If you are considering using surrogacy to grow your family, it is important to know up-front what to expect from a legal standpoint. Doing so can help protect you from unforeseen surprises. Don’t let the thought of dealing with legal matters overwhelm or terrify you, once you become familiar with these 5 steps, you’ll feel prepared to start this exciting journey!
1. Consult with a Surrogacy Attorney
Consulting with a skilled, experienced surrogacy attorney is one of the first things you should do. This is especially important if you are planning on hiring a surrogate in a different country than yours. Talk to a surrogacy attorney and an immigration specialist from your home country to make sure you take any needed steps and ensure your parental rights will be recognized when you bring your baby back home.
Even within the U.S., different states have different laws. Your attorney can help you understand how surrogacy is handled in that state, alerting you to any potential issues that should be addressed as the relationship progresses.
2. Create the Surrogacy Agreement
The next step is to enter into a surrogacy agreement. In California and many other states, both parties must be represented by their own (separate) attorneys throughout the entire surrogacy process. In California, the surrogacy agreement must be signed and notarized before the surrogate starts injectable medication.
In general, here’s what you can expect:
- Your attorney will prepare a draft agreement for you that includes both parties’ intentions, rights, and obligations.
- Then, you’ll likely have a phone consultation, so your attorney can walk you through the agreement and identify any needed changes.
- Your attorney will send the revised draft to the gestational carrier’s attorney who will go through it with her.
- Sometimes, there are back-and-forth negotiations to get to the final agreement.
- When both parties are confident the document outlines what they want it to do, signatures are notarized.
- The attorney’s office maintains the original copy in case it’s needed later for the parental establishment phase.
Of course, every agreement is different to reflect the specific terms you and the gestational carrier negotiate. While the entire agreement is important, there are some provisions you should carefully review and consider. Those include provisions requiring the gestational carrier and/or her husband to cooperate with any legal procedures needed to establish you as intended parents.
You should also make sure the financial side of the agreement is accurate, including your payment obligations as an intended parent, various fees you are required to reimburse or pay the gestational carrier, etc. These may be covered already if you’re working with an agency. If there isn’t an agency involved, it’s even more important to specifically define how things like lost wages, childcare reimbursement, travel reimbursement, etc. will be handled. California law requires that funds be held by an attorney in a trust account or by an independent escrow company. Your legal agreement should clearly establish these requirements, as well as the timing of payments.
Finally, your agreement should be clear about how long it will last, and how the agreement can be terminated (by either side) without penalty.
3. Parental Establishment Process (Judgment of Parentage)

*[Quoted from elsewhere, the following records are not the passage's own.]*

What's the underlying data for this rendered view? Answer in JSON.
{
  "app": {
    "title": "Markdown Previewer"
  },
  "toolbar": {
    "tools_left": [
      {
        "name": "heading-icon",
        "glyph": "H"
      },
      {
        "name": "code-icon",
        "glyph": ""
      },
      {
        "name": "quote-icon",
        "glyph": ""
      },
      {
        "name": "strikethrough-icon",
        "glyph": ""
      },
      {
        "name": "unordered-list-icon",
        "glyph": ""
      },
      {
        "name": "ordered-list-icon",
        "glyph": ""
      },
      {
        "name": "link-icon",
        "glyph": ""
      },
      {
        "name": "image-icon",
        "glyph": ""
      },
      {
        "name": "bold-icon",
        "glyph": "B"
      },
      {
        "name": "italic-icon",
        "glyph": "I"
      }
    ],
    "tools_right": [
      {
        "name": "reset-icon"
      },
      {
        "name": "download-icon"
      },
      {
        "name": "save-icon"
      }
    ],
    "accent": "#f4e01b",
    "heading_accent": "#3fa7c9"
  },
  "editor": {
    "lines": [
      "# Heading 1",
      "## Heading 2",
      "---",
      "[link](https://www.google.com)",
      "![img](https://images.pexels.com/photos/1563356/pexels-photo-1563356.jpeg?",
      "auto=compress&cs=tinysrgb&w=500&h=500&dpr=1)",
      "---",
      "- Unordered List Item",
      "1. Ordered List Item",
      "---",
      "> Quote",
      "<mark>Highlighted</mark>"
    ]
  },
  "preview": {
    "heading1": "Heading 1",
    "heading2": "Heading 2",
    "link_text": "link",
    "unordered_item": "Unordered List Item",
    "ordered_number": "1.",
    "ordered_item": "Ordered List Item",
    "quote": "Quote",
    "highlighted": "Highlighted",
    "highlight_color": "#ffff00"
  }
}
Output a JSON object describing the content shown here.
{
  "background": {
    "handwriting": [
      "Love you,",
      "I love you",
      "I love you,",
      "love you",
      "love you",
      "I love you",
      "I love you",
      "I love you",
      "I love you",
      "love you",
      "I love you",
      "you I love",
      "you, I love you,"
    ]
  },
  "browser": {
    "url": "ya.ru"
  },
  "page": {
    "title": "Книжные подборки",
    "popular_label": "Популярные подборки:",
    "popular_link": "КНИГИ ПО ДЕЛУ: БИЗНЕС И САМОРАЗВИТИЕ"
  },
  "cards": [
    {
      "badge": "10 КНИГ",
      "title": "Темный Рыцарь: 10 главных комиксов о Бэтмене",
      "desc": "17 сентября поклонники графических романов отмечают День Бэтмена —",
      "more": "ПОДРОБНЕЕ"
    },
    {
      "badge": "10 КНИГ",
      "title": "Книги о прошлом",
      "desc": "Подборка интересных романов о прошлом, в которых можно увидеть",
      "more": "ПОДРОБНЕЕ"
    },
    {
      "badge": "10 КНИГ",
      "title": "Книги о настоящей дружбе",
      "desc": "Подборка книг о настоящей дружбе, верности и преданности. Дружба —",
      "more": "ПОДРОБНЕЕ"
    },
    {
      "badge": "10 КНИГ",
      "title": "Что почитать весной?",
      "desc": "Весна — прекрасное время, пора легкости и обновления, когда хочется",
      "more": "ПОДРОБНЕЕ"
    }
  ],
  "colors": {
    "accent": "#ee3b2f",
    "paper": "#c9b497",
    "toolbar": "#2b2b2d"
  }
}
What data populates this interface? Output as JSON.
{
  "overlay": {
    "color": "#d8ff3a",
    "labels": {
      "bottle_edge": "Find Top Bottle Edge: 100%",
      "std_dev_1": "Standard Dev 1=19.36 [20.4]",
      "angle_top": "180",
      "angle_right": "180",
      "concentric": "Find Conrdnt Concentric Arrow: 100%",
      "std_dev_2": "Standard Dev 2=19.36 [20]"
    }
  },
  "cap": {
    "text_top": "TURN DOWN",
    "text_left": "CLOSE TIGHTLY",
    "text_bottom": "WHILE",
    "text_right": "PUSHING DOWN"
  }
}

Your attorney will play a key role in helping you obtain a Judgment of Parentage, which is a court order officially documenting that you are the legal parents of the child born through surrogacy. In some states, you can obtain this order before the child is born; in others, you will need to wait until after his or her birth.
This legal document is important for many reasons, including facilitating listing you as the child’s legal parents on the baby’s birth certificate. It’s also the document that gives you full legal custody and control for your child, including the ability to make medical decisions for him or her.
As with the surrogacy agreement, both you and the surrogate will review this paperwork with your respective attorneys. After that, state laws and processes will determine whether an in-person or telephonic hearing is required, but the idea is to demonstrate to the court that all parties intend to list you as the legal parents. Local courts often have their own unique requirements; your attorney should help limit or avoid unnecessary delays.
4. Ensure the Birth Certificate is Accurate
Ideally, the intended parents’ names will both be put on the birth certificate from the start. However, this isn’t always the case, especially in states that require a post-birth Judgment of Parentage. If the gestational carrier’s name appears on the birth certificate, it will need to be amended.
For some international surrogacy arrangements involving same-sex couples, foreign attorneys advise clients to simply list one parent’s name on the birth certificate. At the parents’ discretion, there may be a desire to amend the birth certificate at a later date to reflect both parents.
5. Obtain Travel Documents and Apostille (if Necessary)
Finally, after the baby is born, you will need to pick up the birth certificate and apply for a passport for your child. Be aware that these steps can take some time; as a rule of thumb, you should plan to stay for at least one month after the baby’s birth date.
It’s also important to note that certain countries require legal documents to be authenticated by a local Recorder and subsequently Apostilled by the Secretary of State. Your attorney or the surrogacy agency can help you with these requirements.
Know What to Expect for a Smoother Experience
Expanding your family through surrogacy is an amazingly rewarding experience. When you understand what to expect from a legal standpoint before starting the process, you’re helping increase the chances of a smooth process – from the first discussions with your attorney until you bring your beautiful baby home.